Krupabai Satthianadhan’s writings are seen as the earliest feminist polemics in Indian Writing in English. In Kamala for instance there is the articulation of the deeply-felt anxieties of the Hindu woman whose life is defined by masculine generational links: father, husband and son. Categories of woman-woman relationships among child brides are explored and it has been seen how Satthianadhan balances the degenerative child bride-mother-in law relationships with the ‘blessed ones’ in Kamala. Satthianadhan’s articulation of feminist audibility is compared with select Victorian writers and also those of Virginia Woolf and Simone de Beauvoir. The woman’s threshold dilemma is also explored with critical sensitivity and comparisons are made with some contemporary writers.
Referring to Krupabai Satthianadhan’s contemporaries in Maharashtra: Pandita Ramabai, Ramabai Ranade, Tarabai Shinde and Shevantibai Nikambe, Smriti’s book views the emergence of the ‘New Woman’ from the ‘Perfect Wife’ in Britain with a radical redefinition of needs: to seek education, to work and demand and struggle for legal and political rights. She provides brief biographical sketches of the writers and discusses multiple relationships; ones that exist between women, among men and women in the context of domestic and public spaces and social reform.
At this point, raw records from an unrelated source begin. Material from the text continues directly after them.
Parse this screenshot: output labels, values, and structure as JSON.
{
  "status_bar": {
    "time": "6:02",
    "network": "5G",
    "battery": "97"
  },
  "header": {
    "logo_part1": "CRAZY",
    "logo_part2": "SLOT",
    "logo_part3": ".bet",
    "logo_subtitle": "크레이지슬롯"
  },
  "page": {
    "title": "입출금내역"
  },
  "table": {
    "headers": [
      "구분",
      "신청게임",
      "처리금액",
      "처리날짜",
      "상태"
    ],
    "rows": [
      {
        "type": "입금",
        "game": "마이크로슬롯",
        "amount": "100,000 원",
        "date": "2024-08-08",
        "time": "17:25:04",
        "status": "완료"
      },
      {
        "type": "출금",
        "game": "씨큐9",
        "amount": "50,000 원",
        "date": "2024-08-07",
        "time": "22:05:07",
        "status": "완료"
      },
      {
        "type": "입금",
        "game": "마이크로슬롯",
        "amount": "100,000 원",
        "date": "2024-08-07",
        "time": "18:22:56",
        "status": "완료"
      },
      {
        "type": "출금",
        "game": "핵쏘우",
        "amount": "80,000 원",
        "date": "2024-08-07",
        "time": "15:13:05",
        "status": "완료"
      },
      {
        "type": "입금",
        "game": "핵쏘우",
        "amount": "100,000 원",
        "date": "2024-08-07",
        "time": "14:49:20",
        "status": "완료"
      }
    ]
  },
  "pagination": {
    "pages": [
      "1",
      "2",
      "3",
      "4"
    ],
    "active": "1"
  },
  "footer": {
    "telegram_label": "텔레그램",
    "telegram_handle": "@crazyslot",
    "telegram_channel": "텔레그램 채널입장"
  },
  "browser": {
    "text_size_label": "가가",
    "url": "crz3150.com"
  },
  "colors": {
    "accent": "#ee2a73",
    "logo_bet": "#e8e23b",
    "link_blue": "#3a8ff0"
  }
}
It also discusses the politics of woman’s glorification as a mother figure within the nationalist discourse. It is a fine attempt to research early feminist writings that are often victims of neglect in order to retrieve and articulate feminist subjectivities.